Work task: Retype all of the data word for word, without pictures.

Data for this exercise:
..........

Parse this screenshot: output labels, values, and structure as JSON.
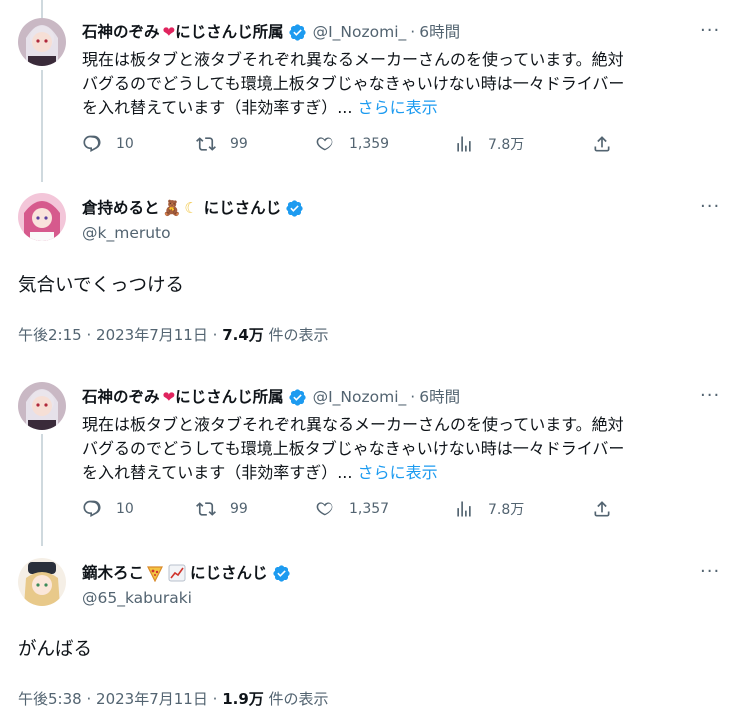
{
  "tweet1": {
    "display_name": "石神のぞみ",
    "affiliation": "にじさんじ所属",
    "handle": "@I_Nozomi_",
    "time": "6時間",
    "text_line1": "現在は板タブと液タブそれぞれ異なるメーカーさんのを使っています。絶対",
    "text_line2": "バグるのでどうしても環境上板タブじゃなきゃいけない時は一々ドライバー",
    "text_line3": "を入れ替えています（非効率すぎ）...",
    "show_more": "さらに表示",
    "replies": "10",
    "retweets": "99",
    "likes": "1,359",
    "views": "7.8万"
  },
  "reply1": {
    "display_name": "倉持めると",
    "affiliation": "にじさんじ",
    "handle": "@k_meruto",
    "text": "気合いでくっつける",
    "time": "午後2:15",
    "date": "2023年7月11日",
    "views": "7.4万",
    "views_suffix": "件の表示"
  },
  "tweet2": {
    "display_name": "石神のぞみ",
    "affiliation": "にじさんじ所属",
    "handle": "@I_Nozomi_",
    "time": "6時間",
    "text_line1": "現在は板タブと液タブそれぞれ異なるメーカーさんのを使っています。絶対",
    "text_line2": "バグるのでどうしても環境上板タブじゃなきゃいけない時は一々ドライバー",
    "text_line3": "を入れ替えています（非効率すぎ）...",
    "show_more": "さらに表示",
    "replies": "10",
    "retweets": "99",
    "likes": "1,357",
    "views": "7.8万"
  },
  "reply2": {
    "display_name": "鏑木ろこ",
    "affiliation": "にじさんじ",
    "handle": "@65_kaburaki",
    "text": "がんばる",
    "time": "午後5:38",
    "date": "2023年7月11日",
    "views": "1.9万",
    "views_suffix": "件の表示"
  },
  "separator": "·",
  "colors": {
    "accent": "#1d9bf0",
    "secondary_text": "#536471",
    "heart_emoji": "#e0245e"
  },
  "icons": [
    "verified-badge-icon",
    "more-icon",
    "reply-icon",
    "retweet-icon",
    "like-icon",
    "views-icon",
    "share-icon"
  ]
}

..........

Problem solution:
Parse this screenshot: output labels, values, and structure as JSON.
{
  "tweet1": {
    "display_name": "石神のぞみ",
    "affiliation": "にじさんじ所属",
    "handle": "@I_Nozomi_",
    "time": "6時間",
    "text_line1": "現在は板タブと液タブそれぞれ異なるメーカーさんのを使っています。絶対",
    "text_line2": "バグるのでどうしても環境上板タブじゃなきゃいけない時は一々ドライバー",
    "text_line3": "を入れ替えています（非効率すぎ）...",
    "show_more": "さらに表示",
    "replies": "10",
    "retweets": "99",
    "likes": "1,359",
    "views": "7.8万"
  },
  "reply1": {
    "display_name": "倉持めると",
    "affiliation": "にじさんじ",
    "handle": "@k_meruto",
    "text": "気合いでくっつける",
    "time": "午後2:15",
    "date": "2023年7月11日",
    "views": "7.4万",
    "views_suffix": "件の表示"
  },
  "tweet2": {
    "display_name": "石神のぞみ",
    "affiliation": "にじさんじ所属",
    "handle": "@I_Nozomi_",
    "time": "6時間",
    "text_line1": "現在は板タブと液タブそれぞれ異なるメーカーさんのを使っています。絶対",
    "text_line2": "バグるのでどうしても環境上板タブじゃなきゃいけない時は一々ドライバー",
    "text_line3": "を入れ替えています（非効率すぎ）...",
    "show_more": "さらに表示",
    "replies": "10",
    "retweets": "99",
    "likes": "1,357",
    "views": "7.8万"
  },
  "reply2": {
    "display_name": "鏑木ろこ",
    "affiliation": "にじさんじ",
    "handle": "@65_kaburaki",
    "text": "がんばる",
    "time": "午後5:38",
    "date": "2023年7月11日",
    "views": "1.9万",
    "views_suffix": "件の表示"
  },
  "separator": "·",
  "colors": {
    "accent": "#1d9bf0",
    "secondary_text": "#536471",
    "heart_emoji": "#e0245e"
  },
  "icons": [
    "verified-badge-icon",
    "more-icon",
    "reply-icon",
    "retweet-icon",
    "like-icon",
    "views-icon",
    "share-icon"
  ]
}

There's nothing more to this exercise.